» ACTIVITY
Print the listing below exactly as written.

SUPPLIED MATERIAL Block Start

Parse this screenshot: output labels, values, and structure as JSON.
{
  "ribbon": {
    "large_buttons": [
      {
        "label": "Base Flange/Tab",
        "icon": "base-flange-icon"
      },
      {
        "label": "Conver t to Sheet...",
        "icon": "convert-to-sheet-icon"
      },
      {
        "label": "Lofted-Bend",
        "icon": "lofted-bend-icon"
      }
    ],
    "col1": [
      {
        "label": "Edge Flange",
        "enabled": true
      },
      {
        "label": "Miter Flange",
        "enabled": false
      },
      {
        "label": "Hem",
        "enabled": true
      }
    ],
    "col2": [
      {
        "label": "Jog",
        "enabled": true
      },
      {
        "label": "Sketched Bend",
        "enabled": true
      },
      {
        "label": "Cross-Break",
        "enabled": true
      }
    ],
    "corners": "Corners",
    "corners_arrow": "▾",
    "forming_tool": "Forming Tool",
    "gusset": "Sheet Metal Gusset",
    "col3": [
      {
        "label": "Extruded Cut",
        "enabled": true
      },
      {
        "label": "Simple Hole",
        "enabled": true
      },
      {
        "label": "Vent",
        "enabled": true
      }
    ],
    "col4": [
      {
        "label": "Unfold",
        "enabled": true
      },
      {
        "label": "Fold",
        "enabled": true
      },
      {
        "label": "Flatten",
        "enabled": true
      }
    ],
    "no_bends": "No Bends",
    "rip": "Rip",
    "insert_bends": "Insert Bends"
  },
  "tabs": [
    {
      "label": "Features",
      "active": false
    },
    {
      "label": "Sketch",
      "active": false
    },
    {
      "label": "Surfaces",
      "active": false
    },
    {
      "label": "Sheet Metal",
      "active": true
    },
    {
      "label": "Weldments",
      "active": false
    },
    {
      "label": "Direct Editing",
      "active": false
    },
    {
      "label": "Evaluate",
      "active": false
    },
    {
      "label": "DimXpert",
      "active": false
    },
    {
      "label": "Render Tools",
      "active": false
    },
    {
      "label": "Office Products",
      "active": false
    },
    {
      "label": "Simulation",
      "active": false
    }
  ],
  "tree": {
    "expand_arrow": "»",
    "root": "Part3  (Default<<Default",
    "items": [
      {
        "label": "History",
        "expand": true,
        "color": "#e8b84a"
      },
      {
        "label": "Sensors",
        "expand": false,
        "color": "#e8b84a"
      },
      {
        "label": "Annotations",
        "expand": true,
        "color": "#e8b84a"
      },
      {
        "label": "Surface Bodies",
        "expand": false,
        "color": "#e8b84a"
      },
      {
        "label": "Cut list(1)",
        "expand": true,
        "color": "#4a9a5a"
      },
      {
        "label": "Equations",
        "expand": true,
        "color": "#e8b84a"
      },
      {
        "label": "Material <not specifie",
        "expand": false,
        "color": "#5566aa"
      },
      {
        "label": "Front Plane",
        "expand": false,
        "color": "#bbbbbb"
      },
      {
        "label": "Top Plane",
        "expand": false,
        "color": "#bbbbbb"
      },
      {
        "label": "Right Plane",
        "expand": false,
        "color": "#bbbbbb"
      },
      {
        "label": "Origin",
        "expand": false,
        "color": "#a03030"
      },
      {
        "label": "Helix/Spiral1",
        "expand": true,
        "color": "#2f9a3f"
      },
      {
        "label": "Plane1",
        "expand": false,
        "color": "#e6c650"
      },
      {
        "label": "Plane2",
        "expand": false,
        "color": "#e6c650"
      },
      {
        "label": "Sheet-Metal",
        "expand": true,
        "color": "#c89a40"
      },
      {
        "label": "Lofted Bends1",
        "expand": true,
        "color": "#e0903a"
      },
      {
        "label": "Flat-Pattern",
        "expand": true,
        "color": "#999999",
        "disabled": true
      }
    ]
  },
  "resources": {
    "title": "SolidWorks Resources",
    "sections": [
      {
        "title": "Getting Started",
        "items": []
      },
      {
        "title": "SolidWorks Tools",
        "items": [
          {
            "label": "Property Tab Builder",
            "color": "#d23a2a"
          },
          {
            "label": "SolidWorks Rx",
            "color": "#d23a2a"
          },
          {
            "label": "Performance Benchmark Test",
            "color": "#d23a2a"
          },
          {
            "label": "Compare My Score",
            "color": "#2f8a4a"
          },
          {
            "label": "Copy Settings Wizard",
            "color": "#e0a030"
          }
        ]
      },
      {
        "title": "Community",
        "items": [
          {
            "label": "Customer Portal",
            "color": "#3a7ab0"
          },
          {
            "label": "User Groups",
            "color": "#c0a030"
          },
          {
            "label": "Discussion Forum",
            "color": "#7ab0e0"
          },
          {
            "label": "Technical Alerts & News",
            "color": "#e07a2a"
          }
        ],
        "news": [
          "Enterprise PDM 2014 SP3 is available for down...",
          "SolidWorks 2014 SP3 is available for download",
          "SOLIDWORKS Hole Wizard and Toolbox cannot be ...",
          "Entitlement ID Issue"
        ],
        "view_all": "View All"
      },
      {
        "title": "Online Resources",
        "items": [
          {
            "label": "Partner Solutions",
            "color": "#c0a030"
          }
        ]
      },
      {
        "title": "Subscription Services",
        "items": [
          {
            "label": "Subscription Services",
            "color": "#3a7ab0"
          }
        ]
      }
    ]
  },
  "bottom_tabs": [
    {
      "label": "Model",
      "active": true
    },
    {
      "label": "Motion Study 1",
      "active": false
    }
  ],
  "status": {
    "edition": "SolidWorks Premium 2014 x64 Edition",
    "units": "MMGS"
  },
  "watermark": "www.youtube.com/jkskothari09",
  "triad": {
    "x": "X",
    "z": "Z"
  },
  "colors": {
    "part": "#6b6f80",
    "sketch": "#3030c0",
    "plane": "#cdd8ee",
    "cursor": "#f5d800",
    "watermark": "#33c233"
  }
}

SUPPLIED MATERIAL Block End

» SOLVED PROBLEM
Parse this screenshot: output labels, values, and structure as JSON.
{
  "ribbon": {
    "large_buttons": [
      {
        "label": "Base Flange/Tab",
        "icon": "base-flange-icon"
      },
      {
        "label": "Conver t to Sheet...",
        "icon": "convert-to-sheet-icon"
      },
      {
        "label": "Lofted-Bend",
        "icon": "lofted-bend-icon"
      }
    ],
    "col1": [
      {
        "label": "Edge Flange",
        "enabled": true
      },
      {
        "label": "Miter Flange",
        "enabled": false
      },
      {
        "label": "Hem",
        "enabled": true
      }
    ],
    "col2": [
      {
        "label": "Jog",
        "enabled": true
      },
      {
        "label": "Sketched Bend",
        "enabled": true
      },
      {
        "label": "Cross-Break",
        "enabled": true
      }
    ],
    "corners": "Corners",
    "corners_arrow": "▾",
    "forming_tool": "Forming Tool",
    "gusset": "Sheet Metal Gusset",
    "col3": [
      {
        "label": "Extruded Cut",
        "enabled": true
      },
      {
        "label": "Simple Hole",
        "enabled": true
      },
      {
        "label": "Vent",
        "enabled": true
      }
    ],
    "col4": [
      {
        "label": "Unfold",
        "enabled": true
      },
      {
        "label": "Fold",
        "enabled": true
      },
      {
        "label": "Flatten",
        "enabled": true
      }
    ],
    "no_bends": "No Bends",
    "rip": "Rip",
    "insert_bends": "Insert Bends"
  },
  "tabs": [
    {
      "label": "Features",
      "active": false
    },
    {
      "label": "Sketch",
      "active": false
    },
    {
      "label": "Surfaces",
      "active": false
    },
    {
      "label": "Sheet Metal",
      "active": true
    },
    {
      "label": "Weldments",
      "active": false
    },
    {
      "label": "Direct Editing",
      "active": false
    },
    {
      "label": "Evaluate",
      "active": false
    },
    {
      "label": "DimXpert",
      "active": false
    },
    {
      "label": "Render Tools",
      "active": false
    },
    {
      "label": "Office Products",
      "active": false
    },
    {
      "label": "Simulation",
      "active": false
    }
  ],
  "tree": {
    "expand_arrow": "»",
    "root": "Part3  (Default<<Default",
    "items": [
      {
        "label": "History",
        "expand": true,
        "color": "#e8b84a"
      },
      {
        "label": "Sensors",
        "expand": false,
        "color": "#e8b84a"
      },
      {
        "label": "Annotations",
        "expand": true,
        "color": "#e8b84a"
      },
      {
        "label": "Surface Bodies",
        "expand": false,
        "color": "#e8b84a"
      },
      {
        "label": "Cut list(1)",
        "expand": true,
        "color": "#4a9a5a"
      },
      {
        "label": "Equations",
        "expand": true,
        "color": "#e8b84a"
      },
      {
        "label": "Material <not specifie",
        "expand": false,
        "color": "#5566aa"
      },
      {
        "label": "Front Plane",
        "expand": false,
        "color": "#bbbbbb"
      },
      {
        "label": "Top Plane",
        "expand": false,
        "color": "#bbbbbb"
      },
      {
        "label": "Right Plane",
        "expand": false,
        "color": "#bbbbbb"
      },
      {
        "label": "Origin",
        "expand": false,
        "color": "#a03030"
      },
      {
        "label": "Helix/Spiral1",
        "expand": true,
        "color": "#2f9a3f"
      },
      {
        "label": "Plane1",
        "expand": false,
        "color": "#e6c650"
      },
      {
        "label": "Plane2",
        "expand": false,
        "color": "#e6c650"
      },
      {
        "label": "Sheet-Metal",
        "expand": true,
        "color": "#c89a40"
      },
      {
        "label": "Lofted Bends1",
        "expand": true,
        "color": "#e0903a"
      },
      {
        "label": "Flat-Pattern",
        "expand": true,
        "color": "#999999",
        "disabled": true
      }
    ]
  },
  "resources": {
    "title": "SolidWorks Resources",
    "sections": [
      {
        "title": "Getting Started",
        "items": []
      },
      {
        "title": "SolidWorks Tools",
        "items": [
          {
            "label": "Property Tab Builder",
            "color": "#d23a2a"
          },
          {
            "label": "SolidWorks Rx",
            "color": "#d23a2a"
          },
          {
            "label": "Performance Benchmark Test",
            "color": "#d23a2a"
          },
          {
            "label": "Compare My Score",
            "color": "#2f8a4a"
          },
          {
            "label": "Copy Settings Wizard",
            "color": "#e0a030"
          }
        ]
      },
      {
        "title": "Community",
        "items": [
          {
            "label": "Customer Portal",
            "color": "#3a7ab0"
          },
          {
            "label": "User Groups",
            "color": "#c0a030"
          },
          {
            "label": "Discussion Forum",
            "color": "#7ab0e0"
          },
          {
            "label": "Technical Alerts & News",
            "color": "#e07a2a"
          }
        ],
        "news": [
          "Enterprise PDM 2014 SP3 is available for down...",
          "SolidWorks 2014 SP3 is available for download",
          "SOLIDWORKS Hole Wizard and Toolbox cannot be ...",
          "Entitlement ID Issue"
        ],
        "view_all": "View All"
      },
      {
        "title": "Online Resources",
        "items": [
          {
            "label": "Partner Solutions",
            "color": "#c0a030"
          }
        ]
      },
      {
        "title": "Subscription Services",
        "items": [
          {
            "label": "Subscription Services",
            "color": "#3a7ab0"
          }
        ]
      }
    ]
  },
  "bottom_tabs": [
    {
      "label": "Model",
      "active": true
    },
    {
      "label": "Motion Study 1",
      "active": false
    }
  ],
  "status": {
    "edition": "SolidWorks Premium 2014 x64 Edition",
    "units": "MMGS"
  },
  "watermark": "www.youtube.com/jkskothari09",
  "triad": {
    "x": "X",
    "z": "Z"
  },
  "colors": {
    "part": "#6b6f80",
    "sketch": "#3030c0",
    "plane": "#cdd8ee",
    "cursor": "#f5d800",
    "watermark": "#33c233"
  }
}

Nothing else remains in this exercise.